**Task statement**
Each entry below is to be written out exactly, and the pictures are to be left out.
*** Data section Section Begins ***
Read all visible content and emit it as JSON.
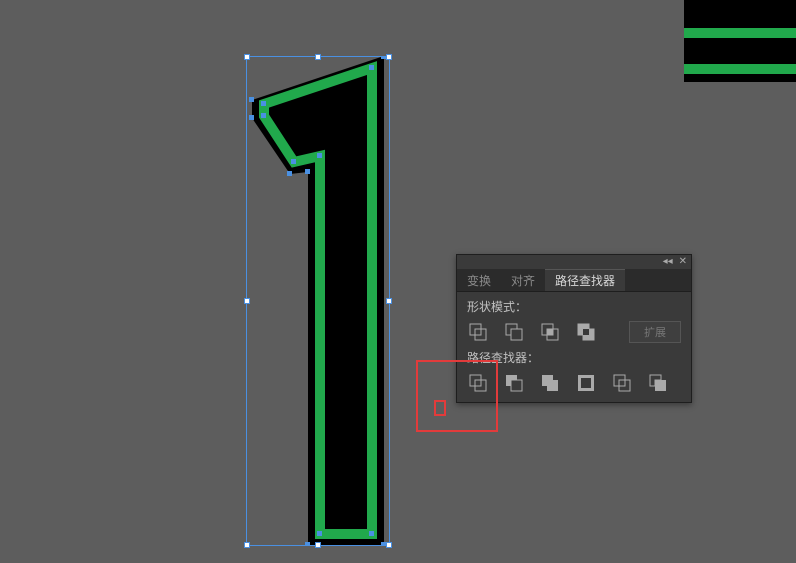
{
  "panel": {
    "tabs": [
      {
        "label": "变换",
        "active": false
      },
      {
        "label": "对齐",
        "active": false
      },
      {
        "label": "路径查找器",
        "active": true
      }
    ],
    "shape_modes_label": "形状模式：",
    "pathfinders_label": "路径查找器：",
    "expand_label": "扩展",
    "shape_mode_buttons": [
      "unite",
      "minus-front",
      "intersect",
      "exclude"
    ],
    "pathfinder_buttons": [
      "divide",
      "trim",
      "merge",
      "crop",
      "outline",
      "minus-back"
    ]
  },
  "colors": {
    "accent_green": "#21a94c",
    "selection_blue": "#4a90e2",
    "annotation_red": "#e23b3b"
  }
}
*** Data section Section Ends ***
**Answer to this task**
Read all visible content and emit it as JSON.
{
  "panel": {
    "tabs": [
      {
        "label": "变换",
        "active": false
      },
      {
        "label": "对齐",
        "active": false
      },
      {
        "label": "路径查找器",
        "active": true
      }
    ],
    "shape_modes_label": "形状模式：",
    "pathfinders_label": "路径查找器：",
    "expand_label": "扩展",
    "shape_mode_buttons": [
      "unite",
      "minus-front",
      "intersect",
      "exclude"
    ],
    "pathfinder_buttons": [
      "divide",
      "trim",
      "merge",
      "crop",
      "outline",
      "minus-back"
    ]
  },
  "colors": {
    "accent_green": "#21a94c",
    "selection_blue": "#4a90e2",
    "annotation_red": "#e23b3b"
  }
}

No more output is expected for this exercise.